The Blockchain Nettle
Turning to cryptocurrencies, the Chancellor said the Treasury, along with the Bank of England and the Financial Conduct Authority, was setting up a task force, specifically to look at how the opportunities presented by cryptocurrencies, such as Bitcoin, could be exploited and the risks managed. Inevitably the accompany policy papers pointed to a degree of regulation, a prospect welcomed by Steve Swain, CEO of cross-blockchain lending platform, Lendingblock.
“This is an extremely welcome announcement for the Government,” he said. “In order for the market to reach the next stage of maturity, there has to be greater security and stability, and that means regulation.,” he said.
According to a London Stock Exchange report around 73% of Fintech companies aspire to expand internationally and the natural assumption would be that many will look elsewhere in Europe for opportunities.
But the Chancellor was looking further afield, announcing a new initiative – The UK Australia Fintech Bridge – aimed at boosting Fintech in both countries.
“Today’s UK-Australia Fintech Bridge agreement is our most ambitious to date. It will bring together our regulators, policymakers, and private sectors to build an improved fintech ecosystem to support the growth of our fintech markets,” he said.
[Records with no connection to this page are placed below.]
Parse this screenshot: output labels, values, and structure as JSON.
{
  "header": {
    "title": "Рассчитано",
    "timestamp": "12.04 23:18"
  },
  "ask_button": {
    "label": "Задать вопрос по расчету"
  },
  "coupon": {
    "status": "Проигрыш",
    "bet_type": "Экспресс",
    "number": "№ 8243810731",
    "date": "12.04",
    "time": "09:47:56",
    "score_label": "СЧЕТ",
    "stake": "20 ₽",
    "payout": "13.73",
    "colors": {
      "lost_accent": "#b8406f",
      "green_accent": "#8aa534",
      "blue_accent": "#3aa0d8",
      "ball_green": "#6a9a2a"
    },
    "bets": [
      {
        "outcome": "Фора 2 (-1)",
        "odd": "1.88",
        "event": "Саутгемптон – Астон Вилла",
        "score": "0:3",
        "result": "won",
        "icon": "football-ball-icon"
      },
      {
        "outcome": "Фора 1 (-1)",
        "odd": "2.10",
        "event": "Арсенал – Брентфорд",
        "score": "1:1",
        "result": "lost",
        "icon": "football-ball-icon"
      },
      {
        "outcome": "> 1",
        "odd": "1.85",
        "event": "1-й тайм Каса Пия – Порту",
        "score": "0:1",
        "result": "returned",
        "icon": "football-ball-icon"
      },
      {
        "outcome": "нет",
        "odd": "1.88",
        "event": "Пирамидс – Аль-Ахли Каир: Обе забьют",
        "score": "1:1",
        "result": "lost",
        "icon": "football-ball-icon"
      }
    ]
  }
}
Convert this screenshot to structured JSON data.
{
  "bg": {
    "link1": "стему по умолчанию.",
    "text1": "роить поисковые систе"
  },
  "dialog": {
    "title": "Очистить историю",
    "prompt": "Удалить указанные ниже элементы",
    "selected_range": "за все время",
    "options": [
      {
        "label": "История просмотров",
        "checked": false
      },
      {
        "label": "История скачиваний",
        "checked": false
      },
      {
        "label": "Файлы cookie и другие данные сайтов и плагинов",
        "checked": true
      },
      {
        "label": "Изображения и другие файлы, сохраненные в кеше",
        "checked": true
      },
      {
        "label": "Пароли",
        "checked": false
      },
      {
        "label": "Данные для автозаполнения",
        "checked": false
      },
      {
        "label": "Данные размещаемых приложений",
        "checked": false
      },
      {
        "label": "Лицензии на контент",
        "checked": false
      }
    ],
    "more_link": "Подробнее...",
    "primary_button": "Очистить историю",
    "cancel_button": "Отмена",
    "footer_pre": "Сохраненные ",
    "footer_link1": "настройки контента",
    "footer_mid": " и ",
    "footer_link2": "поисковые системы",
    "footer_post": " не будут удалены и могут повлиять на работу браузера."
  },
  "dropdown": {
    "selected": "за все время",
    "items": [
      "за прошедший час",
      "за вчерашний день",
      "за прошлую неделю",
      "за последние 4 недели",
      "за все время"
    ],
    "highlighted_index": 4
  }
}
The Bridge is underpinned by a regulatory partnership, which according to the Chancellor connects British fintech companies with 24 million Australians.
And finally, there was a nod to the staffing issue, with pledges of extra funding for computer education and a “connect to work” scheme, co-sponsored by Barclays, which will, if all goes according to plan, help fintech companies to recruit domestically by identifying people who have the aptitude and attitude to work in the sector.
On the money side, the government is setting up a £2.5bn fintech fund within the British Business Bank, which is expected unlock £7.5bn through matching finance from the private sector.
The Proof of the Pudding
So the Chancellor has ticked many of the boxes on the industry wish list. But ultimately the biggest challenge lies in attracting customers and according to Tim Jones of True Digital, there is some consumer scepticism about fintech, particularly regarding data and how it is used. Jones cites research carried out by his company into banking.
“Only 19% of consumers interviewed in our recent study into consumer inertia strongly agree with the statement ‘I know how tech companies are using my data to improve products and services’ showing that the government and private companies need to work together to ensure the public has all the information they need about how their data is handled,” he said.
So the proof of the pudding will, of course, be in the eating and it remains to be seen how effective the Government’s plans will be. But it is certainly true that Fintech now has an honoured place at the table of Britain’s industrial strategy.